About this exercise: Gather all lines from the material that contain the word "JSON".
▶
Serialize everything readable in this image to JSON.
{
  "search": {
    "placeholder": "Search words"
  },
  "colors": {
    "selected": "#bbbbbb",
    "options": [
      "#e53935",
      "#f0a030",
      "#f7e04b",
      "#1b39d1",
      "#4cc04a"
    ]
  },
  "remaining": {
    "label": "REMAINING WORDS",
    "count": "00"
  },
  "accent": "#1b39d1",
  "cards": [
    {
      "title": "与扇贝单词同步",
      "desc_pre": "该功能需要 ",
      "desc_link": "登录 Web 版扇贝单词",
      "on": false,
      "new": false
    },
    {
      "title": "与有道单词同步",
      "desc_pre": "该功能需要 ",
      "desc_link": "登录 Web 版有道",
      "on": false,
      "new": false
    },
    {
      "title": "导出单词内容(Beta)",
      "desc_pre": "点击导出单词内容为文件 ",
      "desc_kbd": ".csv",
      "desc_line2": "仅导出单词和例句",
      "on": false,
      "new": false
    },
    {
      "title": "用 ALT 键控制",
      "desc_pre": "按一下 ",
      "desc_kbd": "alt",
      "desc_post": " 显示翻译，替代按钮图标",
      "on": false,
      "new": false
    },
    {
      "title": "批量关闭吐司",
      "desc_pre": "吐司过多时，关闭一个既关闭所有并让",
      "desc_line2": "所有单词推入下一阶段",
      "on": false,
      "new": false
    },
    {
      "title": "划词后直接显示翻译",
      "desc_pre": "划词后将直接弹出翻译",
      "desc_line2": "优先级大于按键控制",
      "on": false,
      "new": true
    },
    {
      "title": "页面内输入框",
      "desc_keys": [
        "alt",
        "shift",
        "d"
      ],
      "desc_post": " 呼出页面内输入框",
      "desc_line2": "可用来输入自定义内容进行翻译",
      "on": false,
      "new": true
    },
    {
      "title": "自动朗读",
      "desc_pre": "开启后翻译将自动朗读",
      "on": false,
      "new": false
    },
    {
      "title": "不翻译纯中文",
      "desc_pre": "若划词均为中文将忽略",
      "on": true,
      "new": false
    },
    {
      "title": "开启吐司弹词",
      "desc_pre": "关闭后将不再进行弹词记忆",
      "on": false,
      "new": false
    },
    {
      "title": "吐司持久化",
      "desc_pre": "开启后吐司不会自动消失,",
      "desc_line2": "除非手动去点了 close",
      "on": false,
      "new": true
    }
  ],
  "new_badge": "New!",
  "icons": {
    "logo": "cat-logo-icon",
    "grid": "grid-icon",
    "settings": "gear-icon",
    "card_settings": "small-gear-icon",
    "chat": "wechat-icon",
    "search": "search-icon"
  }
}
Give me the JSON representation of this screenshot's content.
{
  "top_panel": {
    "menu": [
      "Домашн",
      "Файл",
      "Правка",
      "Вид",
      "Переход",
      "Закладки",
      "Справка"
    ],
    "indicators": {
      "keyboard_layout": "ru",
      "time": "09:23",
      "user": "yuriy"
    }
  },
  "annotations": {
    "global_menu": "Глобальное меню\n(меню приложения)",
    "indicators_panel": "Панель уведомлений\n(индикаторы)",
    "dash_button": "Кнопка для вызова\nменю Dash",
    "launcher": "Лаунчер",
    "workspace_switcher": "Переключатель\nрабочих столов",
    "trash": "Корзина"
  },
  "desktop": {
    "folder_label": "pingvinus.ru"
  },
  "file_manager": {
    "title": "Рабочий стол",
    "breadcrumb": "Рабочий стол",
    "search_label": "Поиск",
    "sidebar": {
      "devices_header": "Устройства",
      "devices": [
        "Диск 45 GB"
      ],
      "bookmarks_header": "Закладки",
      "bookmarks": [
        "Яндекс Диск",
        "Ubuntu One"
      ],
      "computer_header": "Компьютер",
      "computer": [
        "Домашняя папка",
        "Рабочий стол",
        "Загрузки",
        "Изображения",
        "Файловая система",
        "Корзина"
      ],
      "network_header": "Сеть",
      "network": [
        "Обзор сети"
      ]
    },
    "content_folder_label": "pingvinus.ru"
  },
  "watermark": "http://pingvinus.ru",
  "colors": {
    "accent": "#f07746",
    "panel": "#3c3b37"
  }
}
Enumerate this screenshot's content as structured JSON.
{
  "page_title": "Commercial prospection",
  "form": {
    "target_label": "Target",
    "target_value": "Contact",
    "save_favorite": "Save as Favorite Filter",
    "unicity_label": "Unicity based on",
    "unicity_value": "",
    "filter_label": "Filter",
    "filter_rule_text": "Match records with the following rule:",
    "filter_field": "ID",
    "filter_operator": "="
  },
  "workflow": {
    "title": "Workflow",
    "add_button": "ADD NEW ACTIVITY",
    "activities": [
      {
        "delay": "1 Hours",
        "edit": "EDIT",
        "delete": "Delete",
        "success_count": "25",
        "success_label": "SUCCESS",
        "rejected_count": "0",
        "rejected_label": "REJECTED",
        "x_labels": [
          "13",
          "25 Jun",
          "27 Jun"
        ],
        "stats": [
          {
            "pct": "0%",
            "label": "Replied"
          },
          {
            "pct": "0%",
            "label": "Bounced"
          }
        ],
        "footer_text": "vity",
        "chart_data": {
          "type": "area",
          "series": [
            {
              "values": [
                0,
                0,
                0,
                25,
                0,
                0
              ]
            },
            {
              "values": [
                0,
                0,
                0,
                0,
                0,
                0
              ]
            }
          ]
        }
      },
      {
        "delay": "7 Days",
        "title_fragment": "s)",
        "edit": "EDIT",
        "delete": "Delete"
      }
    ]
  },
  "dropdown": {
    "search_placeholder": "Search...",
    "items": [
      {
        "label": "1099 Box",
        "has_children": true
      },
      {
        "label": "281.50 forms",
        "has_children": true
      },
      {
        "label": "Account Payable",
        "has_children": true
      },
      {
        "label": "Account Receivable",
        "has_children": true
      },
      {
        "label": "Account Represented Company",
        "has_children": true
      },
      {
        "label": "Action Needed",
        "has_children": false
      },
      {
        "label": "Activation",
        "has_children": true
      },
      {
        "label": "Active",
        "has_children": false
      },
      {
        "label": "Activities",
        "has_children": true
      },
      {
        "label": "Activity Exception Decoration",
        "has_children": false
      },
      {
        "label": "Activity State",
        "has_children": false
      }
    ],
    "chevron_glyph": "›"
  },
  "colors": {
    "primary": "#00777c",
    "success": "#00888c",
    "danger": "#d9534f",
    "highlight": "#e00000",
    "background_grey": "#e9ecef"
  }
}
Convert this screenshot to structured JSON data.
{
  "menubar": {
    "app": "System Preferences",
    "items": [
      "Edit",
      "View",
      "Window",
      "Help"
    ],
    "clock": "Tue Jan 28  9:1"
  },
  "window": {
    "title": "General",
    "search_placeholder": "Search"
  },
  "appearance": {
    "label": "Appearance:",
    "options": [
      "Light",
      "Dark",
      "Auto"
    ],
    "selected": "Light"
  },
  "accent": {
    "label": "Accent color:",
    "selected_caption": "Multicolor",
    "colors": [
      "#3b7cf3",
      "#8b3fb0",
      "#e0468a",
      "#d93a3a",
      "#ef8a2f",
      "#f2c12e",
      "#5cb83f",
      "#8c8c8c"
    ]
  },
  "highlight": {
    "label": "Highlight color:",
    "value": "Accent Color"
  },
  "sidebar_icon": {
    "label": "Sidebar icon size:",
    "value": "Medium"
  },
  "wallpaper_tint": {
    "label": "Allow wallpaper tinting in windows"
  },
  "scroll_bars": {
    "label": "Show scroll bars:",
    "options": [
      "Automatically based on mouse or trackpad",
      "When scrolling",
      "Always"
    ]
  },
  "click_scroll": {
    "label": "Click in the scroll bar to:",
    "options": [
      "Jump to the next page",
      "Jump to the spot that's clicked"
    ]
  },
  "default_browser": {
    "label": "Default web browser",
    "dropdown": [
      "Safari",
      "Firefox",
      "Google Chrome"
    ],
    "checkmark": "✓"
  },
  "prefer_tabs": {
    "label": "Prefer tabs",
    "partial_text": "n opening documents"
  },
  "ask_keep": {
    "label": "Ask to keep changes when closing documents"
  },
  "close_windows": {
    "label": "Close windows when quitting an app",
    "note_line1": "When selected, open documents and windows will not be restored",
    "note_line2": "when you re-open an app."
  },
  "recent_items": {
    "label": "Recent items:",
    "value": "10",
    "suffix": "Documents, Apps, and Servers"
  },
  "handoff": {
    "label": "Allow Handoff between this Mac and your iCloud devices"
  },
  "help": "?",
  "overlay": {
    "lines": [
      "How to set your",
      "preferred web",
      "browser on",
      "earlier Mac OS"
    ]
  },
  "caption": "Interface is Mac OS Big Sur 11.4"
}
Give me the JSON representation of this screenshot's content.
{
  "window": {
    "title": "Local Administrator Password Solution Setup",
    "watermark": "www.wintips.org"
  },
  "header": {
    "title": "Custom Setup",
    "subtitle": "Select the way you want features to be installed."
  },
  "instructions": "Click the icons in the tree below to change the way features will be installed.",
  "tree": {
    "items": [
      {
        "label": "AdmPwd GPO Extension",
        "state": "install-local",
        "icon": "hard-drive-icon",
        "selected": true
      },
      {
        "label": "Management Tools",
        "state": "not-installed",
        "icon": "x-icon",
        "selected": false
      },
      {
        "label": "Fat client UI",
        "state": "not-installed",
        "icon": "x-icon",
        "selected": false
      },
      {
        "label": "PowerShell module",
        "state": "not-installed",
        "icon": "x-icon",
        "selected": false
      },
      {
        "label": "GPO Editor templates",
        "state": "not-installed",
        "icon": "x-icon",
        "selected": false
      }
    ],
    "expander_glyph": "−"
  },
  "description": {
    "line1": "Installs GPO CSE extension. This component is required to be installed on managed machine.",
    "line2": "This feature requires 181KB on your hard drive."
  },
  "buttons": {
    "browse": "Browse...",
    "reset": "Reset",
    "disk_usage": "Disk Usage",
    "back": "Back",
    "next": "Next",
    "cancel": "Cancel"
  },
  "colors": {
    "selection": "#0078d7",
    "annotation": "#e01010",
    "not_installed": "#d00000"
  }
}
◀
Task output:
Serialize everything readable in this image to JSON.
Give me the JSON representation of this screenshot's content.
Enumerate this screenshot's content as structured JSON.
Convert this screenshot to structured JSON data.
Give me the JSON representation of this screenshot's content.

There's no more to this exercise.